(Dataset rows describing interfaces)
***
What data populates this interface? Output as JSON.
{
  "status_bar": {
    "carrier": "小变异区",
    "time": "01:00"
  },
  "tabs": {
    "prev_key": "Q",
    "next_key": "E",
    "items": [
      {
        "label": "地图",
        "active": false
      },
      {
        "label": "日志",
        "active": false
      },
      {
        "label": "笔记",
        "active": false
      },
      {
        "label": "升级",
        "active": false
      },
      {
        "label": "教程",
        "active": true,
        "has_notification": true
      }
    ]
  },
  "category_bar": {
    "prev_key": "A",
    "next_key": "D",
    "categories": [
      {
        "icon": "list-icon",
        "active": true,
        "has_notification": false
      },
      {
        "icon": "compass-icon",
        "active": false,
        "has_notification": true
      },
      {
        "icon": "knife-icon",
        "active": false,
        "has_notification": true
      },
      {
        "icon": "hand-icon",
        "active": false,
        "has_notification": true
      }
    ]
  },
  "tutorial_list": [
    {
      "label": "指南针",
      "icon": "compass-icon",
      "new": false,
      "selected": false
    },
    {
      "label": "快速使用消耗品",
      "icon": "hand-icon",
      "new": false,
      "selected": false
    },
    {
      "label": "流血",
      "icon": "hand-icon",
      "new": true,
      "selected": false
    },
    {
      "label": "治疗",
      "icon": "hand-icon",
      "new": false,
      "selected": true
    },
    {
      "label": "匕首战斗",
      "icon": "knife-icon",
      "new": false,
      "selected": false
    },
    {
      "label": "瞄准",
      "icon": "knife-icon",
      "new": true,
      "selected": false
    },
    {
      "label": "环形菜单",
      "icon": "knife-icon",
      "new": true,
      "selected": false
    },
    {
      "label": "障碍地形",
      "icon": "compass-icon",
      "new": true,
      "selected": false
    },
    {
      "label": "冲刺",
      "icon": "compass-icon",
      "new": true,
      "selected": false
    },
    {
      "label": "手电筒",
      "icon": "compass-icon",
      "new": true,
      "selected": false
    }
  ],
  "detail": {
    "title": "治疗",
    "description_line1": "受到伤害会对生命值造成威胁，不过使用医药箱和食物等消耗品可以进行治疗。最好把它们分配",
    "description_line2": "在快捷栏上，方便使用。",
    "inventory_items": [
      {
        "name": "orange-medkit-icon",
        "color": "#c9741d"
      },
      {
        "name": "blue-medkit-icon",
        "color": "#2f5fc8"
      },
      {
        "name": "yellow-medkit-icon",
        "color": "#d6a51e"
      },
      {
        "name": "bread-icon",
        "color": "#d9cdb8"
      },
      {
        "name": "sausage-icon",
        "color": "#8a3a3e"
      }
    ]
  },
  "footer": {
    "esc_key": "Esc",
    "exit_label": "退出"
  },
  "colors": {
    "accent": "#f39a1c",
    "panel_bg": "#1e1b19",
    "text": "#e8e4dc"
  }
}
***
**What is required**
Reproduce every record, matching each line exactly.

**Solution**
What data populates this interface? Output as JSON.
{
  "status_bar": {
    "carrier": "小变异区",
    "time": "01:00"
  },
  "tabs": {
    "prev_key": "Q",
    "next_key": "E",
    "items": [
      {
        "label": "地图",
        "active": false
      },
      {
        "label": "日志",
        "active": false
      },
      {
        "label": "笔记",
        "active": false
      },
      {
        "label": "升级",
        "active": false
      },
      {
        "label": "教程",
        "active": true,
        "has_notification": true
      }
    ]
  },
  "category_bar": {
    "prev_key": "A",
    "next_key": "D",
    "categories": [
      {
        "icon": "list-icon",
        "active": true,
        "has_notification": false
      },
      {
        "icon": "compass-icon",
        "active": false,
        "has_notification": true
      },
      {
        "icon": "knife-icon",
        "active": false,
        "has_notification": true
      },
      {
        "icon": "hand-icon",
        "active": false,
        "has_notification": true
      }
    ]
  },
  "tutorial_list": [
    {
      "label": "指南针",
      "icon": "compass-icon",
      "new": false,
      "selected": false
    },
    {
      "label": "快速使用消耗品",
      "icon": "hand-icon",
      "new": false,
      "selected": false
    },
    {
      "label": "流血",
      "icon": "hand-icon",
      "new": true,
      "selected": false
    },
    {
      "label": "治疗",
      "icon": "hand-icon",
      "new": false,
      "selected": true
    },
    {
      "label": "匕首战斗",
      "icon": "knife-icon",
      "new": false,
      "selected": false
    },
    {
      "label": "瞄准",
      "icon": "knife-icon",
      "new": true,
      "selected": false
    },
    {
      "label": "环形菜单",
      "icon": "knife-icon",
      "new": true,
      "selected": false
    },
    {
      "label": "障碍地形",
      "icon": "compass-icon",
      "new": true,
      "selected": false
    },
    {
      "label": "冲刺",
      "icon": "compass-icon",
      "new": true,
      "selected": false
    },
    {
      "label": "手电筒",
      "icon": "compass-icon",
      "new": true,
      "selected": false
    }
  ],
  "detail": {
    "title": "治疗",
    "description_line1": "受到伤害会对生命值造成威胁，不过使用医药箱和食物等消耗品可以进行治疗。最好把它们分配",
    "description_line2": "在快捷栏上，方便使用。",
    "inventory_items": [
      {
        "name": "orange-medkit-icon",
        "color": "#c9741d"
      },
      {
        "name": "blue-medkit-icon",
        "color": "#2f5fc8"
      },
      {
        "name": "yellow-medkit-icon",
        "color": "#d6a51e"
      },
      {
        "name": "bread-icon",
        "color": "#d9cdb8"
      },
      {
        "name": "sausage-icon",
        "color": "#8a3a3e"
      }
    ]
  },
  "footer": {
    "esc_key": "Esc",
    "exit_label": "退出"
  },
  "colors": {
    "accent": "#f39a1c",
    "panel_bg": "#1e1b19",
    "text": "#e8e4dc"
  }
}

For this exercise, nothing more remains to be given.